Search

Top 60 Oracle Blogs

Recent comments

April 2019

Parse Calls

When dealing with the library cache / shared pool it’s always worth checking from time to time to see if a new version of Oracle has changed any of the statistics you rely on as indicators of potential problems. Today is also (coincidentally) a day when comments about “parses” and “parse calls” entered my field of vision from two different directions. I’ve tweeted out references to a couple of quirkly little posts I did some years ago about counting parse calls and what a parse call may entail, but I thought I’d finish the day off with a little demo of what the session cursor cache does for you when your client code issues parse calls.

Bitmap Index On Column With 212552698 Distinct Values, What Gives? (I’d Rather Be High)

In my previous post on Indexing The Autonomous Warehouse, I highlighted how it might be necessary to create indexes to improve the performance and scalability of highly selective queries, as it might on any Data Warehouse running on an Exadata platform. In the post, I created a Bitmap Index and showed how improve SQL performance […]

You should set OCSID.CLIENTID

each time you grab an Oracle JDBC connection from the pool

For troubleshooting and monitoring performance, you want to follow what happens from the end-user to the database. It is then mandatory to identify the end-user and application from the database session. With Oracle there are some ‘dbms_application_info’ strings to be set, like MODULE, ACTION and CLIENT_INFO. That’s about the tasks in the application code (like identifying the Java class or method from which the SQL statement is prepared) but that’s not about the end-user.

Not Just the How of AD with Linux VM/SQL 2019, but the WHY

Azure Directory is available with Linux SQL Server 2019 in Preview and as I was setting it up in my Azure environment on a Linux Red Hat 7.3 VM, I was, as many are, happy that they list the commands for the Azure CLI to set up authentication with Azure Directory, but was concerned, that with so many new to Linux, that they didn’t describe in the steps WHY we were running certain commands or setting best practices around Linux database server design.

The setup expects that you already have a Linux VM and SQL 2019 already up and running. The first step they go into is role assignment for the AD login, setting the AD login up as the VM Administrator.

The Late Spring Speaking Gauntlet

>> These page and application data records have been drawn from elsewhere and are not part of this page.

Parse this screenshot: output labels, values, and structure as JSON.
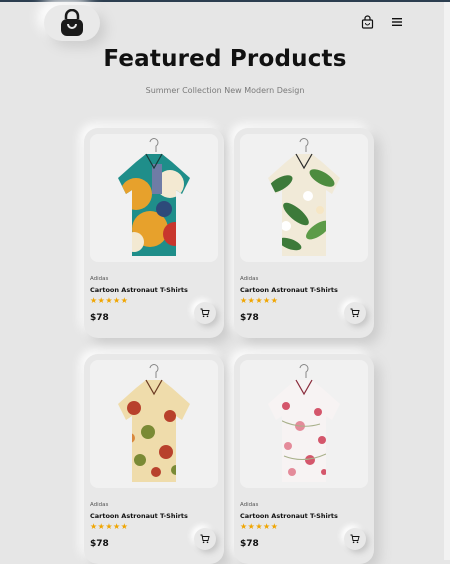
{
  "header": {
    "logo_icon": "shopping-bag-icon",
    "cart_icon": "cart-bag-icon",
    "menu_icon": "hamburger-menu-icon"
  },
  "hero": {
    "title": "Featured Products",
    "subtitle": "Summer Collection New Modern Design"
  },
  "products": [
    {
      "brand": "Adidas",
      "name": "Cartoon Astronaut T-Shirts",
      "stars": "★★★★★",
      "rating": 5,
      "price": "$78",
      "cart_icon": "cart-icon"
    },
    {
      "brand": "Adidas",
      "name": "Cartoon Astronaut T-Shirts",
      "stars": "★★★★★",
      "rating": 5,
      "price": "$78",
      "cart_icon": "cart-icon"
    },
    {
      "brand": "Adidas",
      "name": "Cartoon Astronaut T-Shirts",
      "stars": "★★★★★",
      "rating": 5,
      "price": "$78",
      "cart_icon": "cart-icon"
    },
    {
      "brand": "Adidas",
      "name": "Cartoon Astronaut T-Shirts",
      "stars": "★★★★★",
      "rating": 5,
      "price": "$78",
      "cart_icon": "cart-icon"
    }
  ],
  "colors": {
    "background": "#e6e6e6",
    "star": "#f0a500",
    "accent": "#2c3e50"
  }
}
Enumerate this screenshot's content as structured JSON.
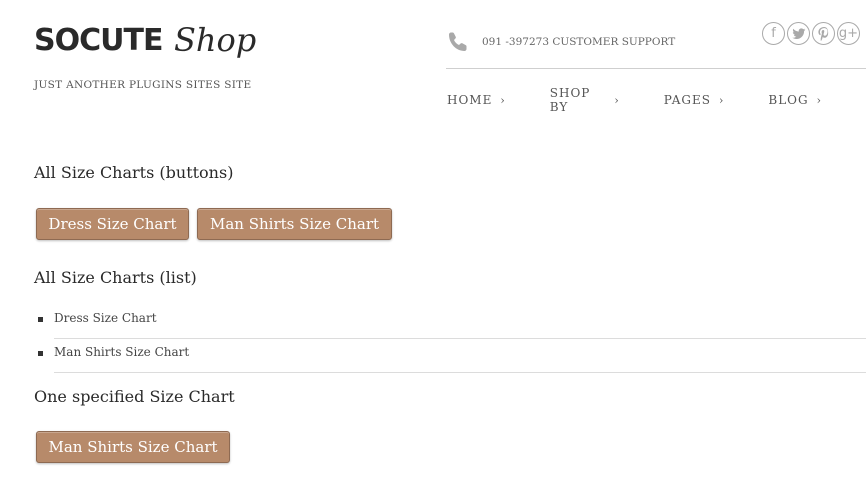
{
  "header": {
    "logo_main": "SOCUTE",
    "logo_script": "Shop",
    "tagline": "JUST ANOTHER PLUGINS SITES SITE",
    "support_text": "091 -397273 CUSTOMER SUPPORT",
    "social": [
      {
        "icon": "facebook-icon",
        "glyph": "f"
      },
      {
        "icon": "twitter-icon",
        "glyph": "t"
      },
      {
        "icon": "pinterest-icon",
        "glyph": "p"
      },
      {
        "icon": "google-plus-icon",
        "glyph": "g+"
      }
    ]
  },
  "nav": {
    "items": [
      {
        "label": "HOME"
      },
      {
        "label": "SHOP BY"
      },
      {
        "label": "PAGES"
      },
      {
        "label": "BLOG"
      }
    ]
  },
  "content": {
    "section_buttons_title": "All Size Charts (buttons)",
    "buttons": [
      {
        "label": "Dress Size Chart"
      },
      {
        "label": "Man Shirts Size Chart"
      }
    ],
    "section_list_title": "All Size Charts (list)",
    "list": [
      {
        "label": "Dress Size Chart"
      },
      {
        "label": "Man Shirts Size Chart"
      }
    ],
    "section_specified_title": "One specified Size Chart",
    "specified_button": {
      "label": "Man Shirts Size Chart"
    }
  },
  "colors": {
    "button_bg": "#b78a6a",
    "button_border": "#8e6a52",
    "text_dark": "#2a2a2a",
    "icon_gray": "#a9a9a9"
  }
}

There are busy times for everyone and if you speak at conferences, the busy times are March,May and November. I am recovering from the early spring rush, and now it’s time to prepare for the late spring one.

I’ve been fortunate enough to be accepted to speak at the following regional SQL Saturdays and look forward to speaking and meeting new folks, along with catching up with conference friends:

PL/SQL – Don’t mix and match scope

Here’s a simple little PL/SQL block where we call an inner procedure PARAMETER_TESTER from its parent block. Pay particular attention to the parameter we pass to the procedure, and it’s value throughout the execution of that procedure.

Quick and easy masking

I had a request from a client a while back regarding masking of data. They had an application with sensitive data in the Production environment (where access and audit were very tightly controlled) but the issue was how to respect that sensitivity in non-Production environments whilst still preserving full size data sizes for application testing.

After some conversations about requirements, it turned out that since (even in non-Production environments) all access to application components was logged and audited, the issue was simply protecting against “inadvertent” access to sensitive data. For example, in the application, if I searched for “males with black hair with an interest in technology” I should never see the name “Connor McDonald” on screen in the results, because simply viewing that data could be treated as a breach of privacy.

Microsoft Webinar on the Future of the DBA- Certifications

Thanks to those that attended of the over 1600 registrations for the Microsoft webinar yesterday on the future of the DBA in the Cloud. This was a fun session for me, as I got to demo one of my favorite skill areas since starting at Microsoft- automation of cloud deployments in Azure.

Bash’in it

Its natural that others would be doing this, but I’m writing all my main scripts in BASH, which prepares the environments, calls the Azure CLI commands and then other scripts, (Power Shell, Json Templates, etc.) from the main “wrapper” script. I’m also deploying, not only the infrastructure or databases, but logical objects and data as part of my deployment, so its pretty fun as this evolves.

In-table predicates

This note was prompted by a recent email asking about the optimizer’s method for estimating the selectivity of a predicate which compared two columns in the same table – for example:  “where orders.amount_invoiced = orders.amount_paid”. It’s been about 14 years since I wrote “Cost Based Oracle – Fundamentals” so my memory of what I wrote (and whether I even mentioned this case) was rather hazy, so I sent off a quick reply and decided to do a little checking.

APEX Upgrade redux

I posted about my APEX upgrade to 19 yesterday, and someone was quick to point out to me that they believed I hadn’t covered all of the steps.

“What if your APEX instance needs to call web services?” they said. “You need to update your Access Control Lists.”

I hadn’t thought of that, so I logged onto one of my other APEX instances that was still at version 18, and checked the current ACLs